OTTAWA (Reuters) – Canada has asked Iran to either charge or release prominent philosopher Ramin Jahanbegloo, a dual Canadian-Iranian citizen who was arrested last month on suspicion of espionage, Foreign Minister Peter MacKay said on Thursday.
MacKay also said Canadian diplomats had been repeatedly rebuffed when they sought to contact Jahanbegloo, the first high-profile intellectual arrested since the election of President Mahmoud Ahmadinejad last June.
The case has further soured Canada’s already poor relations with Iran, which deteriorated rapidly in 2003 when Iranian-Canadian photographer Zahra Kazemi died in custody in Tehran after being arrested.
“I’ve written directly to the minister of foreign affairs in Iran requesting he in fact put his full attention on this file … and either produce charges that would result in a legal process or that, preferably, Mr Jahanbegloo be released,” MacKay told reporters in Ottawa.

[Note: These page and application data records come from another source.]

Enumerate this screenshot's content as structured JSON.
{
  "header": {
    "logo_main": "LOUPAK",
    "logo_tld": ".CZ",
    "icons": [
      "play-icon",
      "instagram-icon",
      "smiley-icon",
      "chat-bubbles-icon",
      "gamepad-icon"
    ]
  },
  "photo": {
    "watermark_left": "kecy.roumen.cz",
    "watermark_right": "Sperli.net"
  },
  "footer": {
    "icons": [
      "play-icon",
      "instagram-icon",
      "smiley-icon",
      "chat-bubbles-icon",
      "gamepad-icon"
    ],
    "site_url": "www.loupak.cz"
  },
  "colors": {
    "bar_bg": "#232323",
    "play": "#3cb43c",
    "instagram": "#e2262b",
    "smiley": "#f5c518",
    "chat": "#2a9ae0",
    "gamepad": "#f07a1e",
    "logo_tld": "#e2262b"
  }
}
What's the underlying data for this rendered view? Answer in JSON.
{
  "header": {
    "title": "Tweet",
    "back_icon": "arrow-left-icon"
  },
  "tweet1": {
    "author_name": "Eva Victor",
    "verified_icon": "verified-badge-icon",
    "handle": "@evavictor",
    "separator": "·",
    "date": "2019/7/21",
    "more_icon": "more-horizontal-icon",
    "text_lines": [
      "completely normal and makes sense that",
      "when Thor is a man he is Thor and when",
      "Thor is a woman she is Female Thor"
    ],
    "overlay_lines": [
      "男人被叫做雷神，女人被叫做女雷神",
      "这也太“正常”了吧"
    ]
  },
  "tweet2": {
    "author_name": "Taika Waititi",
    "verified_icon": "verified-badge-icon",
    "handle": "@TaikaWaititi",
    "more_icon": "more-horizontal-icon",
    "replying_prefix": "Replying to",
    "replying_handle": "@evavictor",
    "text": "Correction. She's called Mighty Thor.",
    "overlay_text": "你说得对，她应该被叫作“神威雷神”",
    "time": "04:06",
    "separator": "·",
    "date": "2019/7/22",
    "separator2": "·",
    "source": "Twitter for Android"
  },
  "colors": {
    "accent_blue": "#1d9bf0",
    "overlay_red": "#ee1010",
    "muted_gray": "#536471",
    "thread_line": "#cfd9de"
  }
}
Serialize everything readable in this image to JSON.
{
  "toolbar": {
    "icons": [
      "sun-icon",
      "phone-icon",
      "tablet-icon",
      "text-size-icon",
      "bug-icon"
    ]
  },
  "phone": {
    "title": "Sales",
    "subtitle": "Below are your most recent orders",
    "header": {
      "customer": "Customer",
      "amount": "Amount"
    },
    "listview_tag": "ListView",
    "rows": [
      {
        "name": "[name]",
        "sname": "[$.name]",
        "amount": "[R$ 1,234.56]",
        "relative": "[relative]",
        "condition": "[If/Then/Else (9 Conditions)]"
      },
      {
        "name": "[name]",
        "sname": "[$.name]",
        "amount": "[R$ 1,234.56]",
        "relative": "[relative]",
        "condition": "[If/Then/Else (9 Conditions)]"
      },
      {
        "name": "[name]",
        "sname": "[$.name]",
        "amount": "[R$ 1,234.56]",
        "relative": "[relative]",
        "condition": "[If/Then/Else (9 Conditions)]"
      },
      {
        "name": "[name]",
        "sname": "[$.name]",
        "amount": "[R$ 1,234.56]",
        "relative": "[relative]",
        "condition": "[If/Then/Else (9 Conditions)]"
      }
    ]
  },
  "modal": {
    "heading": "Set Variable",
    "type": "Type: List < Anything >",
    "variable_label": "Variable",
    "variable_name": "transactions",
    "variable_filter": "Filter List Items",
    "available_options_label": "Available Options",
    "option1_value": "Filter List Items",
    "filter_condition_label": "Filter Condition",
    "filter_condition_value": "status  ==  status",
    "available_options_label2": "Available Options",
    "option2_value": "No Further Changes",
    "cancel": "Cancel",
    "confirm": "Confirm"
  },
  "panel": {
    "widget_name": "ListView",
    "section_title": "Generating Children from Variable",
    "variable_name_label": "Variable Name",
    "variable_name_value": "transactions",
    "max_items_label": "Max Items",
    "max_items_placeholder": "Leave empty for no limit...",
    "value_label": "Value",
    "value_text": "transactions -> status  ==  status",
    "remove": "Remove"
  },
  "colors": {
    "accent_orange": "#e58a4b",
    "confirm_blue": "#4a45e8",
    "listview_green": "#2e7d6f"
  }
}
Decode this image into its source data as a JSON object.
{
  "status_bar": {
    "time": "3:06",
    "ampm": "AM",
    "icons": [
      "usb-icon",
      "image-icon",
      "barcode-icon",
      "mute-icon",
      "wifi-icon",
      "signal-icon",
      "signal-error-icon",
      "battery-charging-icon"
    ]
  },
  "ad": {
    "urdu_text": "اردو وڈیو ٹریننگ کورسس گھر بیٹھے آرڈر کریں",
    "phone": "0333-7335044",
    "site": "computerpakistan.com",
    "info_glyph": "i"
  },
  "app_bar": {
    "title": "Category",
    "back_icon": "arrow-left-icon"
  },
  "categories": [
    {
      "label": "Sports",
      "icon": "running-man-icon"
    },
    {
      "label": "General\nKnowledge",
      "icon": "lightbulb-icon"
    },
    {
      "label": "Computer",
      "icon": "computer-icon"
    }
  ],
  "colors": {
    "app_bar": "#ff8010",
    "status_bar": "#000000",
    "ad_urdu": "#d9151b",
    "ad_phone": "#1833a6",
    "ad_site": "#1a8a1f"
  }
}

Jahanbegloo, head of the Department for Contemporary Studies at the Cultural Research Bureau in Tehran, has lectured on the prospects for democracy in Iran and on whether the Islamic state can engage with the West.
“We have attempted on several occasions to have consular visits. This is very difficult … there has been no direct contact, that’s my understanding,” said MacKay.
“Iran does not recognize joint citizenship so they’re not in any way acknowledging his Canadian citizenship or connection. In fact, by some bizarre assessment, having Canadian or American or any other foreign connection … is feeding perhaps the reasons for his detention.”
MacKay said Ottawa had received indirect reports that Jahanbegloo had been transferred within the Iranian prison system.
Human rights groups frequently complain that Tehran imprisons pro-reform writers, journalists and intellectuals without due legal process.
Last week Iran summoned Canada’s ambassador to explain comments by Canadian Prime Minister Stephen Harper, who condemned Iran over a newspaper report which said Tehran might make religious minorities wear special clothes.
Harper made his comments before the Canadian newspaper in question admitted the story was false.